In lieu of an abstract, here is a brief excerpt of the content:

Reviewed by:
  • The Greenwood Library of American Folktales
  • Esther A. Clinton
The Greenwood Library of American Folktales. Ed. Thomas A. Green. (Westport, CT: Greenwood Press, 2006. 4 volumes. Pp. 1524, preface, introductions, glossary, bibliography to volumes, general bibliography, cumulative index.)

The four volumes of The Greenwood Library of American Folktales, edited by Thomas A. Green, represent an impressive collection of primary texts that would be a strong addition to introductory folklore classes. The tales in these volumes represent a wide range of narrative genres, including jokes, anecdotes, myths, legends, personal experience narratives, family sagas, animal tales, and tall tales. Green provides succinct definitions of these genre terms in the glossary appended to each volume, which will be valuable for general readers and students unfamiliar with folklore’s generic classifications. Although some folklorists might mistrust one or two sentence definitions of nuanced genres such as myth and legend, such short definitions are easily understood and provide basic background information for people new to folk narrative study.
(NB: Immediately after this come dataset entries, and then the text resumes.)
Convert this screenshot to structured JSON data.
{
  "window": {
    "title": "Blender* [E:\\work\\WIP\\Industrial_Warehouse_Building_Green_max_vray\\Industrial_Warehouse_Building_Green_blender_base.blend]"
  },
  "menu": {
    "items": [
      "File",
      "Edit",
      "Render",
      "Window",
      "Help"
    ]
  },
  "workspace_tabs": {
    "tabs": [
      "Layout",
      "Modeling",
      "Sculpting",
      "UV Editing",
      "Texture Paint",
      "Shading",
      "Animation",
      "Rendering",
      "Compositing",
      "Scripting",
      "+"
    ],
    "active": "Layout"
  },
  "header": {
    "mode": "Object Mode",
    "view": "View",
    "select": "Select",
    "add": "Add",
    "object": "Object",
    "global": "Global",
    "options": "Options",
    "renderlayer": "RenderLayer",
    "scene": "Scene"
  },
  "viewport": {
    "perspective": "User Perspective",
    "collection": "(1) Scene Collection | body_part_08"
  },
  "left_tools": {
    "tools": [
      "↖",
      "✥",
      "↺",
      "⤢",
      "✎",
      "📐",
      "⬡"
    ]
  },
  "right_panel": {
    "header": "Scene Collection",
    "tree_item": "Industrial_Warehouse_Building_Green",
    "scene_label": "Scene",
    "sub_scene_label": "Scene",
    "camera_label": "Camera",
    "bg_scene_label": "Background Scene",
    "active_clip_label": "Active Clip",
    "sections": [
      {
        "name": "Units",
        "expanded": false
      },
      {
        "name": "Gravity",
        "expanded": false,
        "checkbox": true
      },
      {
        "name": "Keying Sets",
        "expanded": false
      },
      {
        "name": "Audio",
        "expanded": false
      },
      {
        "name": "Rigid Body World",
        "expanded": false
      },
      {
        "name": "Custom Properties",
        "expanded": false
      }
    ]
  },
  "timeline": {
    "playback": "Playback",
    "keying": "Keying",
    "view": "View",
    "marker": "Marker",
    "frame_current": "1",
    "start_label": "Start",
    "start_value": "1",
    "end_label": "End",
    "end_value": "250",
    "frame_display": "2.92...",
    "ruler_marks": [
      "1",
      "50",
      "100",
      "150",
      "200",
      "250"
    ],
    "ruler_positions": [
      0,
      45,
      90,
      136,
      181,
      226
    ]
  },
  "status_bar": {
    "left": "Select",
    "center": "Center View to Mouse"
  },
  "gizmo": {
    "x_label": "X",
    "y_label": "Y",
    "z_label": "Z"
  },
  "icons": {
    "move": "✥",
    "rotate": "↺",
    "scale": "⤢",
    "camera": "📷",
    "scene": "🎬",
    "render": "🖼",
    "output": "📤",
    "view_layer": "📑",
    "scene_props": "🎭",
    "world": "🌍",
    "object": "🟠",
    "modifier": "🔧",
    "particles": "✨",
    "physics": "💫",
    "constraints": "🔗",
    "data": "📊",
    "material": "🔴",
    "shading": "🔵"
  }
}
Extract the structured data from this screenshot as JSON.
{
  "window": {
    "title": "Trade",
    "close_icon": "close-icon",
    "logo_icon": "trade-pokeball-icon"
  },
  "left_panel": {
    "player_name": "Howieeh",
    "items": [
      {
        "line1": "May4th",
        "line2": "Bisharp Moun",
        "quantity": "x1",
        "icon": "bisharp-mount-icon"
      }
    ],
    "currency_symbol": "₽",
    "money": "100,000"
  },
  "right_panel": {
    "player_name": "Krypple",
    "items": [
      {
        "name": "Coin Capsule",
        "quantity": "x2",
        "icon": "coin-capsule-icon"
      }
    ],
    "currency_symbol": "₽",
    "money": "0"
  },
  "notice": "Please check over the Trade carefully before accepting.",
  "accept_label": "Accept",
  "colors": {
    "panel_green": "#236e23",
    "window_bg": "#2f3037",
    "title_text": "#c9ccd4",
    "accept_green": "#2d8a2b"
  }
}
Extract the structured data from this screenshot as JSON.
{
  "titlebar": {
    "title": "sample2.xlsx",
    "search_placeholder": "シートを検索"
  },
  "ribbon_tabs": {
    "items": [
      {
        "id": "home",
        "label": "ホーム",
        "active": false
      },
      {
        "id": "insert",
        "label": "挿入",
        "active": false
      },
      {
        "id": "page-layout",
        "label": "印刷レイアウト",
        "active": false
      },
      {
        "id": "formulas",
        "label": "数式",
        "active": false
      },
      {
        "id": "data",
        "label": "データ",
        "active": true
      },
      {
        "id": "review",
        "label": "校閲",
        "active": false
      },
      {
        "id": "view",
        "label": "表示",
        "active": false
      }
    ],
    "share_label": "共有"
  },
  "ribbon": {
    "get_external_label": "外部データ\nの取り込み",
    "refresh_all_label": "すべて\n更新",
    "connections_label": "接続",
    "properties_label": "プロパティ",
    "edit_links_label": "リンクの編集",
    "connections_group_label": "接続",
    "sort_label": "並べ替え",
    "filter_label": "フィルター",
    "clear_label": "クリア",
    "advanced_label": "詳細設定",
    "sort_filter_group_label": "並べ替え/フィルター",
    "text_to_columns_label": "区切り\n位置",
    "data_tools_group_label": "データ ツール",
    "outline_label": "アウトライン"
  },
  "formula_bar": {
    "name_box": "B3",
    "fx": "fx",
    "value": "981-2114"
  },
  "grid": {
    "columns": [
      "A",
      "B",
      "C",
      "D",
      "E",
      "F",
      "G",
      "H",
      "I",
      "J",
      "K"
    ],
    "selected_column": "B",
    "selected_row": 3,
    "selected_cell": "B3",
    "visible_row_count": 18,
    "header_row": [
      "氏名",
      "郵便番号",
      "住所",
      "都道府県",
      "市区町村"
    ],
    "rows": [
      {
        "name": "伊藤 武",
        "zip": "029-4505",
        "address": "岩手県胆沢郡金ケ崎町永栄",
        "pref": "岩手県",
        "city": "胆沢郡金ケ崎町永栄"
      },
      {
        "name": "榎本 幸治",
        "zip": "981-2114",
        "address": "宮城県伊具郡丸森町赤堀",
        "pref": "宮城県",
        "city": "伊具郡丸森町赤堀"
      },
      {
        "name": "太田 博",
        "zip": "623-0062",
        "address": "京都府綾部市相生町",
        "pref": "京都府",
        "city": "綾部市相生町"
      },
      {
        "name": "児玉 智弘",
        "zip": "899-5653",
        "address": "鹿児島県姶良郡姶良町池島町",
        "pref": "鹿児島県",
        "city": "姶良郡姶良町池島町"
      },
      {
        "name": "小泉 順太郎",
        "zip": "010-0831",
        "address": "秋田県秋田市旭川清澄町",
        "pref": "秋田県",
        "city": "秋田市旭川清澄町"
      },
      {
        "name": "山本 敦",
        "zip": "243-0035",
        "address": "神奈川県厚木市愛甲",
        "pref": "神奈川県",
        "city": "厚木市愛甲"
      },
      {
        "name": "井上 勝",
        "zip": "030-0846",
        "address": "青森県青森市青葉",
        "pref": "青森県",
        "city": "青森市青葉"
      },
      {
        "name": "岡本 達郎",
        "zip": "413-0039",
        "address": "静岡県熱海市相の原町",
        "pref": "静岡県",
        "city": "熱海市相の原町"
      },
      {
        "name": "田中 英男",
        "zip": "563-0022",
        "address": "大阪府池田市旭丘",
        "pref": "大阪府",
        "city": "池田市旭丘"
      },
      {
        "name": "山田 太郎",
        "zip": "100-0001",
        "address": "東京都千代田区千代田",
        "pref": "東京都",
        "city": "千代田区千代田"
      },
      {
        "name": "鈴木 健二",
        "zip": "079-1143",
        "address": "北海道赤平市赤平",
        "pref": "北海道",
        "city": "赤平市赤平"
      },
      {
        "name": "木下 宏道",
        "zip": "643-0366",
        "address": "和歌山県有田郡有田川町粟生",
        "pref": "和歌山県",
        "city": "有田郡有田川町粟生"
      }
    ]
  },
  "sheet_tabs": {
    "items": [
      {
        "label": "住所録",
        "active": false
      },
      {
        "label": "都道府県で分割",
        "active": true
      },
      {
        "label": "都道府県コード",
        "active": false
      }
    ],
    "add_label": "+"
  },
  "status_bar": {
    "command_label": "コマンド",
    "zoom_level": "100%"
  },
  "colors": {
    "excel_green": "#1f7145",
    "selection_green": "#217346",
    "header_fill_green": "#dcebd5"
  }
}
Green collected the folk narratives in his Library from both journals and books. He consulted standard folklore periodicals such as the Journal of American Folklore, Western Folklore, Folklore Record, and Southern Folklore Quarterly, as well as ones from outside of the field, both well known (American Anthropologist) and obscure (Miner’s Journal). Green does not focus exclusively on early sources: tales from more recent journals such as American Speech (which provides a tale first published in 2003) and Language in Society (which provides a tale first published in 2000) have also been included. Green has done the time-consuming work of studying these volumes and choosing the tales that seem to have been printed more or less verbatim, have been well collected (for their time periods), and often included contextual data.

The Library also includes texts chosen from book collections. Many of these collections were published by folklorists or anthropologists, such as classics like Aurelio Espinosa’s The Folklore of Spain in the American Southwest: Traditional Spanish Folk Literature in Northern New Mexico and Southern Colorado (University of Oklahoma Press, 1985) and George A. Dorsey’s The Mythology of the Wichita (Carnegie Institution of Washington, 1904). Readers will also find tales from works by current scholars such as African American Folktales: Stories from Black Traditions in the New World by Roger D. Abrahams (Pantheon, 1999) and Hoosier Folk Legends by Ronald L. Baker (Indiana University Press, 1982). [End Page 250]

The work that went into this collection is impressive. Green not only chose important or representative texts, but also provided thoughtful scholarship on the intellectual foundation for these volumes. For example, his choice to arrange the collection by region (as opposed to, for example, the performer’s ethnicity) privileges folklorists’ current interest in place and reflexivity. Green clearly understood that some scholars were likely to disagree with this organizational choice, so it is carefully explained in the general introduction. He makes strong arguments, based both on disciplinary history and current scholarly thought, for a regional division. He explains in volume 1 that “[l]iving in close proximity in a common environment promotes . . . commonalities in the expression of sentiments regarding the shared way of life” (p. xiii). Clearly, a four volume collection of tales requires some organization and, just as clearly, no single organizational scheme could please all readers. Since the United States covers a large geographical area and is populated by highly mobile people from diverse backgrounds (including racial, ethnic, linguistic, and economic ones), no single form of classification was likely to be either obvious or easy to implement.

One challenge of sorting the tales by region is determining where to draw borders. Green divides the United States into nine regions: tales from the Northeast, the Midwest, and the Mid-Atlantic are covered in volume 1; volume 2 focuses on the South and the Caribbean; volume 3 includes narratives from the Southwest, the Plains and Plateau, and the West; and volume 4 covers tales from the Northwest and an appendix of tales from cyberspace. Green’s serious consideration of the question of borders is attested by some unusual choices about which states to include in which region. For example, he includes New York and Pennsylvania...


Additional Information

Print ISSN
pp. 250-251
Launched on MUSE
Open Access
Back To Top

This website uses cookies to ensure you get the best experience on our website. Without cookies your experience may not be seamless.